The Washington DC-based group has classified the 1980s massacre of over 20 000 civilians in Matabeleland, which was perpetuated under the auspices of the notorious leader, as such.
The Gukurahundi massacres, as they have come to be known, resulted in the death of thousands of innocent Zimbabweans at the hands of the North Korean-trained 5th Brigade, a military unit directly subordinated to then Prime Minister Mugabe.
Genocide Watch President Gregory Stanton has called for the creation of a special Tribunal, composed of UN and Zimbabwean officials, to try Mugabe and his Generals on charges of genocide and crimes against humanity.
“We call upon the United Nations High Commissioner for Human Rights to conduct a full investigation of the Gukurahundi, with the aim of establishing a mixed UN-Zimbabwean Tribunal to put Mugabe and his co-perpetrators on trial for their crimes,” Stanton told The Zimbabwean.
Stanton argues that the crimes qualify as genocide as they were conducted by the exclusively Shona 5th Brigade and targeted the ethnic Ndebele people. However, the massacres occurred before the establishment of the International Criminal Court and thus the tribunal lacks jurisdiction. However, the UN Security Council can still refer the matter to the ICC.
Stanton pointed out that council had previously referred the Darfur situation to the ICC, with the result that Sudanese President Omar al-Bashir was indicted for genocide.
He went on to insist that the time for justice has not passed, despite the fact that the Zimbabwean government seemingly think that the statute of limitations has expired.
“They think they have gotten away with mass murder. It is time to end such impunity in Zimbabwe,” Stanton said.

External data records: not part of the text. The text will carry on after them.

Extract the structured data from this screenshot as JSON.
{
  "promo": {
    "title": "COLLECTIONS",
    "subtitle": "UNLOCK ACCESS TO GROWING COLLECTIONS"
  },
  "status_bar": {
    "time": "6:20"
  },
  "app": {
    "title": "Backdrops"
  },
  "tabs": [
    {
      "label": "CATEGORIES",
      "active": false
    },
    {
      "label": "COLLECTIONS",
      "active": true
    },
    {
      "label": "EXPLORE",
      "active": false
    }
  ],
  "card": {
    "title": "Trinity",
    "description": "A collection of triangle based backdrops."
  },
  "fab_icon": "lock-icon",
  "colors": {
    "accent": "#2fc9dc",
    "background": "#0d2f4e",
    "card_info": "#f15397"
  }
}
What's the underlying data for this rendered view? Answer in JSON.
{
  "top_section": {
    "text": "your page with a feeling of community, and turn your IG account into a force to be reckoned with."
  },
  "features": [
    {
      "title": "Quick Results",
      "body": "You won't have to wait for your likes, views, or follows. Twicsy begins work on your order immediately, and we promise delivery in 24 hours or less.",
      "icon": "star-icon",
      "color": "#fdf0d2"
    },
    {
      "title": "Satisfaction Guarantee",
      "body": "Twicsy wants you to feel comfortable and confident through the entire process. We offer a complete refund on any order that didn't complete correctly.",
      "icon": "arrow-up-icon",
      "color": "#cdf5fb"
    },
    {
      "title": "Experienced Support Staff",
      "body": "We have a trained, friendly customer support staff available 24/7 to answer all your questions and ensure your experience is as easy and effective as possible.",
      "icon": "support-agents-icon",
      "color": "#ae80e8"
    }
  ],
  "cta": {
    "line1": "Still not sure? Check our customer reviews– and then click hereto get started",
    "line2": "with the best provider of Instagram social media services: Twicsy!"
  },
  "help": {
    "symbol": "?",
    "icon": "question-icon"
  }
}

In the early 1980s, in his role as Prime Minister of Zimbabwe, Mugabe ordered the Fifth Brigade to suppress resistance in the volatile Matabeleland regions.
Acting on his orders, the Brigade shot, burned and beat an estimated 20 000 civilians to death, including women and children. Thousands more disappeared or were displaced by the violence.
Zimbabwe’s current government includes ministers and top army officials implicated in the atrocities. They are suspected of clinging to power in order to avoid prosecution.
Genocide Watch has named Defence Minister Sydney Sekeramayi, Zimbabwe Defence Forces commander Constantine Chiwenga and Air Force commander Perence Shiri as being amongst the offenders.
Mugabe has described the killings as an “act of madness”, while at the same time denying culpability and refusing to formally apologise. In the hope of preserving a delicate Unity Accord that he cosigned with the late Joshua Nkomo in 1987, the ailing leader has apparently chosen to sweep the massacres under the carpet.